Libes is calling these ventures “conscious companies,” and the second part of that phrase is key—Seattle-based Fledge is not for non-profit organizations. Instead, Libes is looking for entrepreneurs who want to build a real business that happens to strive for a positive effect on the world.
Unlike most of the business incubator/accelerator programs that have exploded across the country in recent years, Fledge is not focused on companies in the tech industry. It sounds like applicants can be in just about any sector you might think of, as long as they’re aiming for consumers who want to improve the environment, energy use, health, food, community, and so on.
Libes, most recently at the mobile-data company Ground Truth (now Mobile Intelligence Solutions), got the idea after advising budding entrepreneurs through the University of Washington and Bainbridge Graduate Institute. Libes says students would come up with socially focused business ideas that showed promise, but those plans would typically get set aside once the people involved moved on to their new jobs.
“Most of those ideas get dropped on ground,” Libes says. “There’s no stepping stone from `I have a newly minted MBA’ to `I have an up and running company.’” The idea was developed further through the recent Social Enterprise Weekend, which Libes helped organize in Seattle.
Fledge is taking applications now for its first group of proto-companies, from which a final group of about seven will be selected. Some of the details are still being ironed out—the companies will work together for the eight-week program in Seattle, either at space provided through the HUB Seattle or the SURF Incubator, Libes says.

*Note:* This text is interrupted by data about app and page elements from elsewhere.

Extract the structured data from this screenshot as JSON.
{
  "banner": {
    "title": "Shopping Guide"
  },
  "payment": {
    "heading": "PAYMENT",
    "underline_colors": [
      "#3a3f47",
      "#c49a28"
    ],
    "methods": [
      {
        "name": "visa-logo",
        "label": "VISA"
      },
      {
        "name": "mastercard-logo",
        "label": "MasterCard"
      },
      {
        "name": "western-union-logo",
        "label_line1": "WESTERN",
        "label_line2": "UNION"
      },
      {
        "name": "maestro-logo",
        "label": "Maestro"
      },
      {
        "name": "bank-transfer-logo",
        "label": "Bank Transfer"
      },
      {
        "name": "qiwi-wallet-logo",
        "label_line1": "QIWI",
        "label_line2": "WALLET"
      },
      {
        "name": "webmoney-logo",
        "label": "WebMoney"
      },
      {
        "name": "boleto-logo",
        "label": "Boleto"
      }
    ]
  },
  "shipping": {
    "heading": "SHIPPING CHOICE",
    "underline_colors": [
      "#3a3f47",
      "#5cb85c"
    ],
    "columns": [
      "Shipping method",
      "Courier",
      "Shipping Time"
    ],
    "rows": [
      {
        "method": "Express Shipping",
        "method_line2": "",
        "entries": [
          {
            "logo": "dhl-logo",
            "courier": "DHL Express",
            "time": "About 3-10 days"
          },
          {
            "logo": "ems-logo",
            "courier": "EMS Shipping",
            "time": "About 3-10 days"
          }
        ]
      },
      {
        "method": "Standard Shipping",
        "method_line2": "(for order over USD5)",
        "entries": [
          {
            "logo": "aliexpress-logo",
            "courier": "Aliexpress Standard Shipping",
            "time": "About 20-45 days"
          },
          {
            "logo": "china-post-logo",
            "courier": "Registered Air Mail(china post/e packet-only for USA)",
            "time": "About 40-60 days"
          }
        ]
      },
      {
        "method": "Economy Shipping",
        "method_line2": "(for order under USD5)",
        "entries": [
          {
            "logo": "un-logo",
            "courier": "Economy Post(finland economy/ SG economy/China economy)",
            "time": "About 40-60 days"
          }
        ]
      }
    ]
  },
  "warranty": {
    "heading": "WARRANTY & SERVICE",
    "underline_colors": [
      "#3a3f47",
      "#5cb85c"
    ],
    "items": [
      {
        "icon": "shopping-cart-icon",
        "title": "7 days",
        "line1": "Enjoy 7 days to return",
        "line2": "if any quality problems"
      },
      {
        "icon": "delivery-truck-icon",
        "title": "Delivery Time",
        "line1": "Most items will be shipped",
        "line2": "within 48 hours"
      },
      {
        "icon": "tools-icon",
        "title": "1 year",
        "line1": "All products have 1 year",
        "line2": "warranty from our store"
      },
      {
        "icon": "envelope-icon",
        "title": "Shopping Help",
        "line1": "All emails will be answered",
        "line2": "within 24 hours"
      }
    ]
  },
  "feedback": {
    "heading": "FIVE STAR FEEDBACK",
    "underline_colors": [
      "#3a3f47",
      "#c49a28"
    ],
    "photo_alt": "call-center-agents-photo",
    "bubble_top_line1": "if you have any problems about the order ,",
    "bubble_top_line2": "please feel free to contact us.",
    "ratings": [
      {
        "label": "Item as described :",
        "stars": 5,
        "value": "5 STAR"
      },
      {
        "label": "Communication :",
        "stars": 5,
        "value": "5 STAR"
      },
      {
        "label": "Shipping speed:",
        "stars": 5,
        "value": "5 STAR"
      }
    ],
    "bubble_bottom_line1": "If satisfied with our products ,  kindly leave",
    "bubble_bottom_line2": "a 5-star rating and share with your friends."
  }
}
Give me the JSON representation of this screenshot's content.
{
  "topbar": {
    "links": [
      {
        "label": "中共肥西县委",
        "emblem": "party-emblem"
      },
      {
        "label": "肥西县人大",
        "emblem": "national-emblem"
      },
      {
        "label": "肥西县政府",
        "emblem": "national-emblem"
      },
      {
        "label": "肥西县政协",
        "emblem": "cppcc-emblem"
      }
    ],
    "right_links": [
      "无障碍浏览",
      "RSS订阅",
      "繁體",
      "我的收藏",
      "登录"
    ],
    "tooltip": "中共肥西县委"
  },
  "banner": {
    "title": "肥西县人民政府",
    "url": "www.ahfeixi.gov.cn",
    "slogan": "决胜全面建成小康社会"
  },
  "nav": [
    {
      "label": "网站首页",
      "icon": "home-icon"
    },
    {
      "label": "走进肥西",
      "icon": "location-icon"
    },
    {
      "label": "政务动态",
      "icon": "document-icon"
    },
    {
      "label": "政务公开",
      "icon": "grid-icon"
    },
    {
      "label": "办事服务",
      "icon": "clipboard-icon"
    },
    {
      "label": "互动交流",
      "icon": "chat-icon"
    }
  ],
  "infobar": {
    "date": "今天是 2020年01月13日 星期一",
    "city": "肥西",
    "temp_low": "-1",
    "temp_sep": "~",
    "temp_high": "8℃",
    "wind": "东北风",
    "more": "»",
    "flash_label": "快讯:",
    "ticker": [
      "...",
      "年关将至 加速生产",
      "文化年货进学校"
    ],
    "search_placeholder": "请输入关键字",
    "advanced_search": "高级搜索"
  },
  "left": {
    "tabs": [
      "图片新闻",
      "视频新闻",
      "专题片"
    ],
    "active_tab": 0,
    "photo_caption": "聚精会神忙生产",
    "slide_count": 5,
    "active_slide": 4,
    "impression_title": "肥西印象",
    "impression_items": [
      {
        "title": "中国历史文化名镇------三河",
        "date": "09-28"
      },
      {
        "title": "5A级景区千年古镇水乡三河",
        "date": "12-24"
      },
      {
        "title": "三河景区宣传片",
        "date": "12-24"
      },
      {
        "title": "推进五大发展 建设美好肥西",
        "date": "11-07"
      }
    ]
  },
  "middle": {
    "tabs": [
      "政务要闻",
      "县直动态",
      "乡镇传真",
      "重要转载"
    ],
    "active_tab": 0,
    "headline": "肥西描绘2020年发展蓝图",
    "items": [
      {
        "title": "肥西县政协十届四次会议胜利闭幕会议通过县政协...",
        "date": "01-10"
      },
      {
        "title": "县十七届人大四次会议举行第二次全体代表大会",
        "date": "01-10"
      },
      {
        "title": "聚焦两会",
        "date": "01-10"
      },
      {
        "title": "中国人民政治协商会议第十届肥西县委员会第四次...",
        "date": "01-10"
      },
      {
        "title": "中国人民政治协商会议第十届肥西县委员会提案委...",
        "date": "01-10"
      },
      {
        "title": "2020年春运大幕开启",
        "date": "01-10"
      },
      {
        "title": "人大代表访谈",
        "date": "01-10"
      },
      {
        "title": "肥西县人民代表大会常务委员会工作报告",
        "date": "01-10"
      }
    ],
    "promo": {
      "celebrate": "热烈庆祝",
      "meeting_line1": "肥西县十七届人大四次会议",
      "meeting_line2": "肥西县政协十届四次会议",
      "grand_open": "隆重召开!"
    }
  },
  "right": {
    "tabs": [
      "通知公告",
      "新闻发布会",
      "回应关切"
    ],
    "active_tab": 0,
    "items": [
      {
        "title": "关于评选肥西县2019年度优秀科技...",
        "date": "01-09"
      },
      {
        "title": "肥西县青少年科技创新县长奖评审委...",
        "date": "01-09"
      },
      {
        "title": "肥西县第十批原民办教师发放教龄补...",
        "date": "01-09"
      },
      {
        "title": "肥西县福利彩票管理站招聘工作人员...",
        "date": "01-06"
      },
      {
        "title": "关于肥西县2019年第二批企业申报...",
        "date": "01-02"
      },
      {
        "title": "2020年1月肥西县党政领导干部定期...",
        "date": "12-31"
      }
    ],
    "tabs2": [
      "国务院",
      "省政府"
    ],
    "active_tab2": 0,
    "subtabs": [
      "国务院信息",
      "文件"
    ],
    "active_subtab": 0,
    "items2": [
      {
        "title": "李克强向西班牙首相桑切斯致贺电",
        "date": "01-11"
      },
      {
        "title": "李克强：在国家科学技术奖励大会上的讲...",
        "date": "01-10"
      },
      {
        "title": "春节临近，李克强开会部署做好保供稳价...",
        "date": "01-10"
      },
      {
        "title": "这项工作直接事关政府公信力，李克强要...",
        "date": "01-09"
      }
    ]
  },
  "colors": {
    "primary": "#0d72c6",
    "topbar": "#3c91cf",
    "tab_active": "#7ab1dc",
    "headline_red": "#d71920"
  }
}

Fledge itself is a business. Libes has started a company, not an investment fund, to run the incubator (although he is looking for more investors). It’s a hybrid of the standard tech incubator model—taking 3 percent of equity in the companies involved—and revenue-based financing, with the standard $7,000 cash stake considered a loan to be paid back with revenue. That’s like the revenue-based financing offered by Seattle’s Lighter Capital, among others.
The money returned to Fledge in the form of paid-back revenue financing can be recycled into new loans, while also turning a profit, Libes says.
I don’t have any hard numbers, but Seattle certainly has a concentration of the type of “conscious consumers” that Libes wants businesses at Fledge to serve. Examples of companies targeting these folks run the gamut from big businesses, like Starbucks and REI, to local players like PCC Natural Markets. Nationally, think of companies like Tom’s Shoes or even Craigslist, which has a community-based ethos at its core.
So why this project after a long career in the tech industry? Libes says the eight months that he’s spent as an adviser to early stage companies has shown him that there is huge potential for entrepreneurs outside of the tech sector. As we discussed in this story on Seattle’s Stockbox Grocers, many of the technology tools and startup principles develop for tech startups can also be employed to help decidedly non-techie businesses get off the ground as well.
Helping to develop more infrastructure to support those businesses is also a good way to “give back to the whole city,” he says. “I won’t claim that I can help absolutely any company—I have no manufacturing experience,” Libes says. “But when it comes to taking some raw ideas and turning it into a product to take to the market to make money, those are the same no matter what.”